YOUR INSTRUCTIONS: I need the entries printed again word for word, without the images.

Dataset rows describing interfaces

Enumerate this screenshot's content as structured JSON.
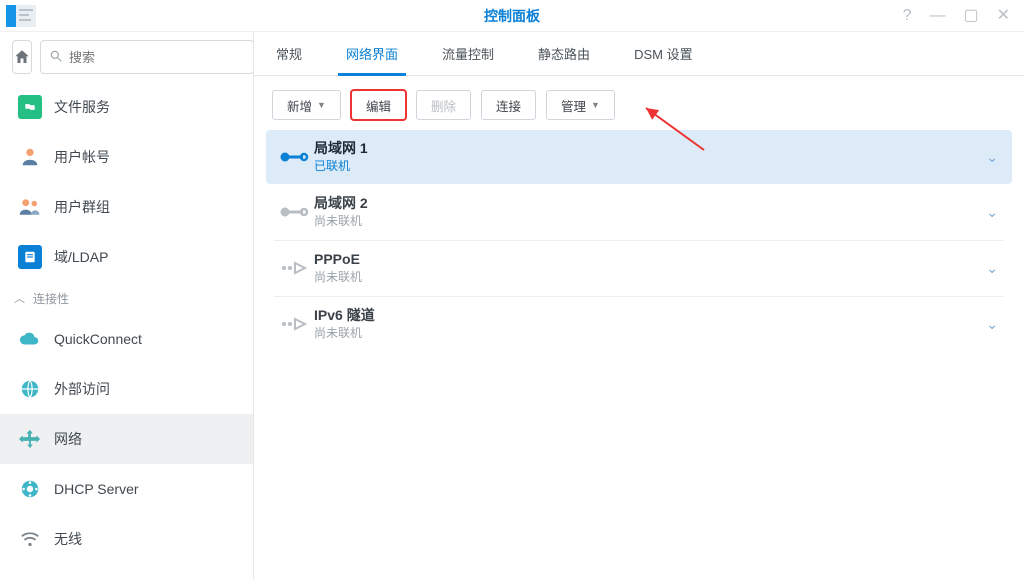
{
  "window": {
    "title": "控制面板"
  },
  "search": {
    "placeholder": "搜索"
  },
  "sidebar": {
    "section_label": "连接性",
    "items": [
      {
        "label": "文件服务",
        "icon": "file-service-icon",
        "color": "bg-green"
      },
      {
        "label": "用户帐号",
        "icon": "user-account-icon",
        "color": "bg-peach"
      },
      {
        "label": "用户群组",
        "icon": "user-group-icon",
        "color": "bg-peach"
      },
      {
        "label": "域/LDAP",
        "icon": "ldap-icon",
        "color": "bg-blue"
      }
    ],
    "conn_items": [
      {
        "label": "QuickConnect",
        "icon": "cloud-icon",
        "color": "bg-cyan"
      },
      {
        "label": "外部访问",
        "icon": "globe-icon",
        "color": "bg-cyan"
      },
      {
        "label": "网络",
        "icon": "network-icon",
        "color": "bg-teal",
        "active": true
      },
      {
        "label": "DHCP Server",
        "icon": "dhcp-icon",
        "color": "bg-cyan"
      },
      {
        "label": "无线",
        "icon": "wifi-icon",
        "color": "txt-grey"
      }
    ]
  },
  "tabs": [
    {
      "label": "常规"
    },
    {
      "label": "网络界面",
      "active": true
    },
    {
      "label": "流量控制"
    },
    {
      "label": "静态路由"
    },
    {
      "label": "DSM 设置"
    }
  ],
  "toolbar": {
    "add": "新增",
    "edit": "编辑",
    "delete": "删除",
    "connect": "连接",
    "manage": "管理"
  },
  "interfaces": [
    {
      "name": "局域网 1",
      "status": "已联机",
      "type": "lan",
      "selected": true
    },
    {
      "name": "局域网 2",
      "status": "尚未联机",
      "type": "lan",
      "selected": false
    },
    {
      "name": "PPPoE",
      "status": "尚未联机",
      "type": "pppoe",
      "selected": false
    },
    {
      "name": "IPv6 隧道",
      "status": "尚未联机",
      "type": "tunnel",
      "selected": false
    }
  ]
}
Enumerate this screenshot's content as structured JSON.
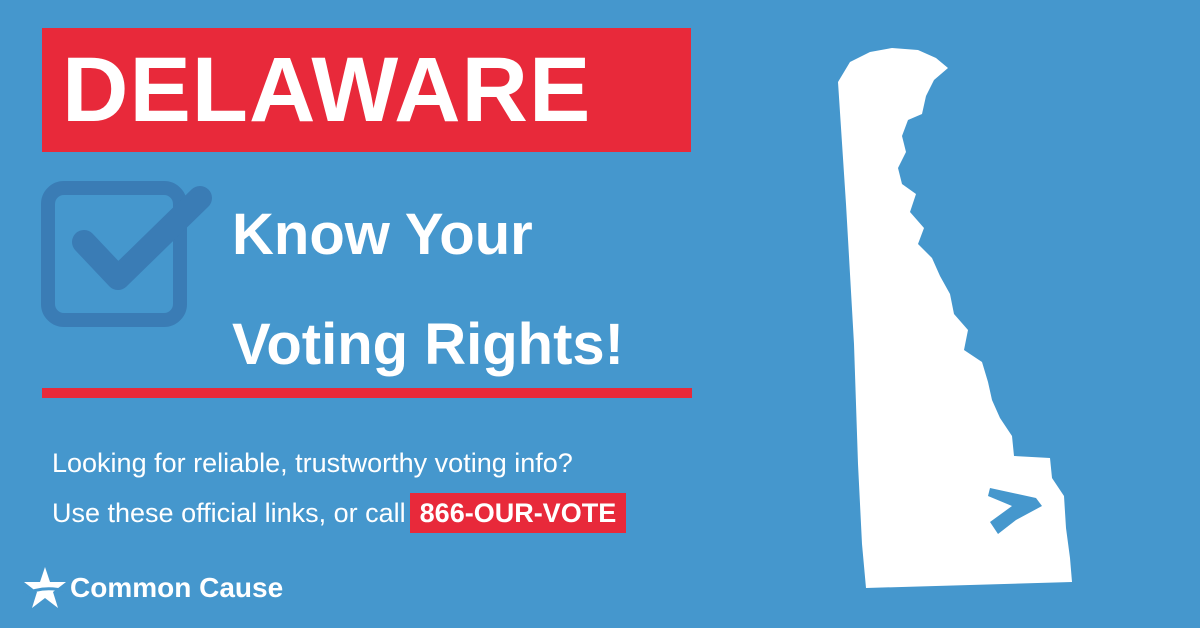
{
  "colors": {
    "background": "#4597cd",
    "accent": "#e8293a",
    "icon_blue": "#3a7cb5",
    "text": "#ffffff"
  },
  "banner": {
    "state": "DELAWARE"
  },
  "headline": {
    "line1": "Know Your",
    "line2": "Voting Rights!"
  },
  "info": {
    "line1": "Looking for reliable, trustworthy voting info?",
    "line2": "Use these official links, or call",
    "phone": "866-OUR-VOTE"
  },
  "logo": {
    "name": "Common Cause",
    "icon": "star-icon"
  },
  "icons": {
    "checkbox": "checkbox-icon",
    "map": "delaware-map"
  }
}
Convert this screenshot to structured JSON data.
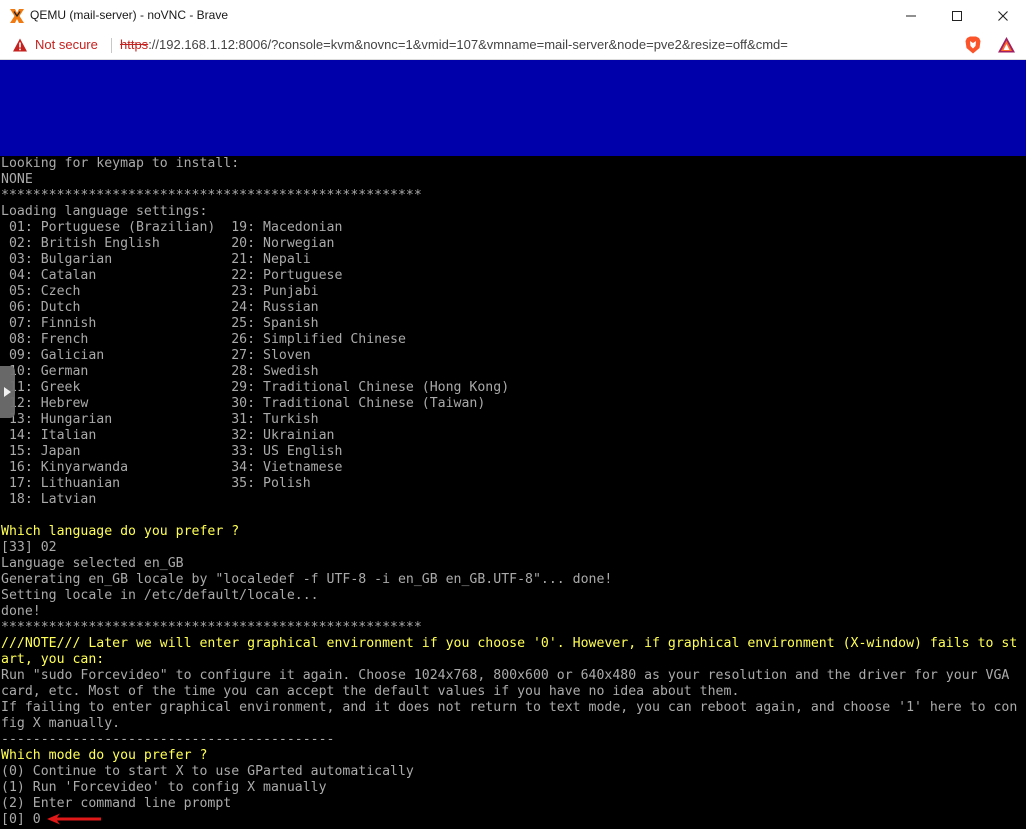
{
  "window": {
    "title": "QEMU (mail-server) - noVNC - Brave",
    "controls": {
      "minimize": "minimize-icon",
      "maximize": "maximize-icon",
      "close": "close-icon"
    }
  },
  "addressbar": {
    "security_label": "Not secure",
    "url_scheme": "https",
    "url_rest": "://192.168.1.12:8006/?console=kvm&novnc=1&vmid=107&vmname=mail-server&node=pve2&resize=off&cmd="
  },
  "colors": {
    "banner": "#0000aa",
    "terminal_text": "#aaaaaa",
    "terminal_highlight": "#ffff55",
    "warning_red": "#c5221f",
    "arrow_red": "#e01818"
  },
  "terminal": {
    "lines": [
      {
        "text": "Looking for keymap to install:",
        "hl": false
      },
      {
        "text": "NONE",
        "hl": false
      },
      {
        "text": "*****************************************************",
        "hl": false
      },
      {
        "text": "Loading language settings:",
        "hl": false
      },
      {
        "text": " 01: Portuguese (Brazilian)  19: Macedonian",
        "hl": false
      },
      {
        "text": " 02: British English         20: Norwegian",
        "hl": false
      },
      {
        "text": " 03: Bulgarian               21: Nepali",
        "hl": false
      },
      {
        "text": " 04: Catalan                 22: Portuguese",
        "hl": false
      },
      {
        "text": " 05: Czech                   23: Punjabi",
        "hl": false
      },
      {
        "text": " 06: Dutch                   24: Russian",
        "hl": false
      },
      {
        "text": " 07: Finnish                 25: Spanish",
        "hl": false
      },
      {
        "text": " 08: French                  26: Simplified Chinese",
        "hl": false
      },
      {
        "text": " 09: Galician                27: Sloven",
        "hl": false
      },
      {
        "text": " 10: German                  28: Swedish",
        "hl": false
      },
      {
        "text": " 11: Greek                   29: Traditional Chinese (Hong Kong)",
        "hl": false
      },
      {
        "text": " 12: Hebrew                  30: Traditional Chinese (Taiwan)",
        "hl": false
      },
      {
        "text": " 13: Hungarian               31: Turkish",
        "hl": false
      },
      {
        "text": " 14: Italian                 32: Ukrainian",
        "hl": false
      },
      {
        "text": " 15: Japan                   33: US English",
        "hl": false
      },
      {
        "text": " 16: Kinyarwanda             34: Vietnamese",
        "hl": false
      },
      {
        "text": " 17: Lithuanian              35: Polish",
        "hl": false
      },
      {
        "text": " 18: Latvian",
        "hl": false
      },
      {
        "text": "",
        "hl": false
      },
      {
        "text": "Which language do you prefer ?",
        "hl": true
      },
      {
        "text": "[33] 02",
        "hl": false
      },
      {
        "text": "Language selected en_GB",
        "hl": false
      },
      {
        "text": "Generating en_GB locale by \"localedef -f UTF-8 -i en_GB en_GB.UTF-8\"... done!",
        "hl": false
      },
      {
        "text": "Setting locale in /etc/default/locale...",
        "hl": false
      },
      {
        "text": "done!",
        "hl": false
      },
      {
        "text": "*****************************************************",
        "hl": false
      },
      {
        "text": "///NOTE/// Later we will enter graphical environment if you choose '0'. However, if graphical environment (X-window) fails to st",
        "hl": true
      },
      {
        "text": "art, you can:",
        "hl": true
      },
      {
        "text": "Run \"sudo Forcevideo\" to configure it again. Choose 1024x768, 800x600 or 640x480 as your resolution and the driver for your VGA",
        "hl": false
      },
      {
        "text": "card, etc. Most of the time you can accept the default values if you have no idea about them.",
        "hl": false
      },
      {
        "text": "If failing to enter graphical environment, and it does not return to text mode, you can reboot again, and choose '1' here to con",
        "hl": false
      },
      {
        "text": "fig X manually.",
        "hl": false
      },
      {
        "text": "------------------------------------------",
        "hl": false
      },
      {
        "text": "Which mode do you prefer ?",
        "hl": true
      },
      {
        "text": "(0) Continue to start X to use GParted automatically",
        "hl": false
      },
      {
        "text": "(1) Run 'Forcevideo' to config X manually",
        "hl": false
      },
      {
        "text": "(2) Enter command line prompt",
        "hl": false
      },
      {
        "text": "[0] 0",
        "hl": false
      }
    ]
  }
}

ANSWER SPACE:
Enumerate this screenshot's content as structured JSON.
{
  "window": {
    "title": "控制面板"
  },
  "search": {
    "placeholder": "搜索"
  },
  "sidebar": {
    "section_label": "连接性",
    "items": [
      {
        "label": "文件服务",
        "icon": "file-service-icon",
        "color": "bg-green"
      },
      {
        "label": "用户帐号",
        "icon": "user-account-icon",
        "color": "bg-peach"
      },
      {
        "label": "用户群组",
        "icon": "user-group-icon",
        "color": "bg-peach"
      },
      {
        "label": "域/LDAP",
        "icon": "ldap-icon",
        "color": "bg-blue"
      }
    ],
    "conn_items": [
      {
        "label": "QuickConnect",
        "icon": "cloud-icon",
        "color": "bg-cyan"
      },
      {
        "label": "外部访问",
        "icon": "globe-icon",
        "color": "bg-cyan"
      },
      {
        "label": "网络",
        "icon": "network-icon",
        "color": "bg-teal",
        "active": true
      },
      {
        "label": "DHCP Server",
        "icon": "dhcp-icon",
        "color": "bg-cyan"
      },
      {
        "label": "无线",
        "icon": "wifi-icon",
        "color": "txt-grey"
      }
    ]
  },
  "tabs": [
    {
      "label": "常规"
    },
    {
      "label": "网络界面",
      "active": true
    },
    {
      "label": "流量控制"
    },
    {
      "label": "静态路由"
    },
    {
      "label": "DSM 设置"
    }
  ],
  "toolbar": {
    "add": "新增",
    "edit": "编辑",
    "delete": "删除",
    "connect": "连接",
    "manage": "管理"
  },
  "interfaces": [
    {
      "name": "局域网 1",
      "status": "已联机",
      "type": "lan",
      "selected": true
    },
    {
      "name": "局域网 2",
      "status": "尚未联机",
      "type": "lan",
      "selected": false
    },
    {
      "name": "PPPoE",
      "status": "尚未联机",
      "type": "pppoe",
      "selected": false
    },
    {
      "name": "IPv6 隧道",
      "status": "尚未联机",
      "type": "tunnel",
      "selected": false
    }
  ]
}
Enumerate this screenshot's content as structured JSON.
{
  "colors": {
    "background": "#4597cd",
    "accent": "#e8293a",
    "icon_blue": "#3a7cb5",
    "text": "#ffffff"
  },
  "banner": {
    "state": "DELAWARE"
  },
  "headline": {
    "line1": "Know Your",
    "line2": "Voting Rights!"
  },
  "info": {
    "line1": "Looking for reliable, trustworthy voting info?",
    "line2": "Use these official links, or call",
    "phone": "866-OUR-VOTE"
  },
  "logo": {
    "name": "Common Cause",
    "icon": "star-icon"
  },
  "icons": {
    "checkbox": "checkbox-icon",
    "map": "delaware-map"
  }
}
Convert this screenshot to structured JSON data.
{
  "window": {
    "title": "QEMU (mail-server) - noVNC - Brave",
    "controls": {
      "minimize": "minimize-icon",
      "maximize": "maximize-icon",
      "close": "close-icon"
    }
  },
  "addressbar": {
    "security_label": "Not secure",
    "url_scheme": "https",
    "url_rest": "://192.168.1.12:8006/?console=kvm&novnc=1&vmid=107&vmname=mail-server&node=pve2&resize=off&cmd="
  },
  "colors": {
    "banner": "#0000aa",
    "terminal_text": "#aaaaaa",
    "terminal_highlight": "#ffff55",
    "warning_red": "#c5221f",
    "arrow_red": "#e01818"
  },
  "terminal": {
    "lines": [
      {
        "text": "Looking for keymap to install:",
        "hl": false
      },
      {
        "text": "NONE",
        "hl": false
      },
      {
        "text": "*****************************************************",
        "hl": false
      },
      {
        "text": "Loading language settings:",
        "hl": false
      },
      {
        "text": " 01: Portuguese (Brazilian)  19: Macedonian",
        "hl": false
      },
      {
        "text": " 02: British English         20: Norwegian",
        "hl": false
      },
      {
        "text": " 03: Bulgarian               21: Nepali",
        "hl": false
      },
      {
        "text": " 04: Catalan                 22: Portuguese",
        "hl": false
      },
      {
        "text": " 05: Czech                   23: Punjabi",
        "hl": false
      },
      {
        "text": " 06: Dutch                   24: Russian",
        "hl": false
      },
      {
        "text": " 07: Finnish                 25: Spanish",
        "hl": false
      },
      {
        "text": " 08: French                  26: Simplified Chinese",
        "hl": false
      },
      {
        "text": " 09: Galician                27: Sloven",
        "hl": false
      },
      {
        "text": " 10: German                  28: Swedish",
        "hl": false
      },
      {
        "text": " 11: Greek                   29: Traditional Chinese (Hong Kong)",
        "hl": false
      },
      {
        "text": " 12: Hebrew                  30: Traditional Chinese (Taiwan)",
        "hl": false
      },
      {
        "text": " 13: Hungarian               31: Turkish",
        "hl": false
      },
      {
        "text": " 14: Italian                 32: Ukrainian",
        "hl": false
      },
      {
        "text": " 15: Japan                   33: US English",
        "hl": false
      },
      {
        "text": " 16: Kinyarwanda             34: Vietnamese",
        "hl": false
      },
      {
        "text": " 17: Lithuanian              35: Polish",
        "hl": false
      },
      {
        "text": " 18: Latvian",
        "hl": false
      },
      {
        "text": "",
        "hl": false
      },
      {
        "text": "Which language do you prefer ?",
        "hl": true
      },
      {
        "text": "[33] 02",
        "hl": false
      },
      {
        "text": "Language selected en_GB",
        "hl": false
      },
      {
        "text": "Generating en_GB locale by \"localedef -f UTF-8 -i en_GB en_GB.UTF-8\"... done!",
        "hl": false
      },
      {
        "text": "Setting locale in /etc/default/locale...",
        "hl": false
      },
      {
        "text": "done!",
        "hl": false
      },
      {
        "text": "*****************************************************",
        "hl": false
      },
      {
        "text": "///NOTE/// Later we will enter graphical environment if you choose '0'. However, if graphical environment (X-window) fails to st",
        "hl": true
      },
      {
        "text": "art, you can:",
        "hl": true
      },
      {
        "text": "Run \"sudo Forcevideo\" to configure it again. Choose 1024x768, 800x600 or 640x480 as your resolution and the driver for your VGA",
        "hl": false
      },
      {
        "text": "card, etc. Most of the time you can accept the default values if you have no idea about them.",
        "hl": false
      },
      {
        "text": "If failing to enter graphical environment, and it does not return to text mode, you can reboot again, and choose '1' here to con",
        "hl": false
      },
      {
        "text": "fig X manually.",
        "hl": false
      },
      {
        "text": "------------------------------------------",
        "hl": false
      },
      {
        "text": "Which mode do you prefer ?",
        "hl": true
      },
      {
        "text": "(0) Continue to start X to use GParted automatically",
        "hl": false
      },
      {
        "text": "(1) Run 'Forcevideo' to config X manually",
        "hl": false
      },
      {
        "text": "(2) Enter command line prompt",
        "hl": false
      },
      {
        "text": "[0] 0",
        "hl": false
      }
    ]
  }
}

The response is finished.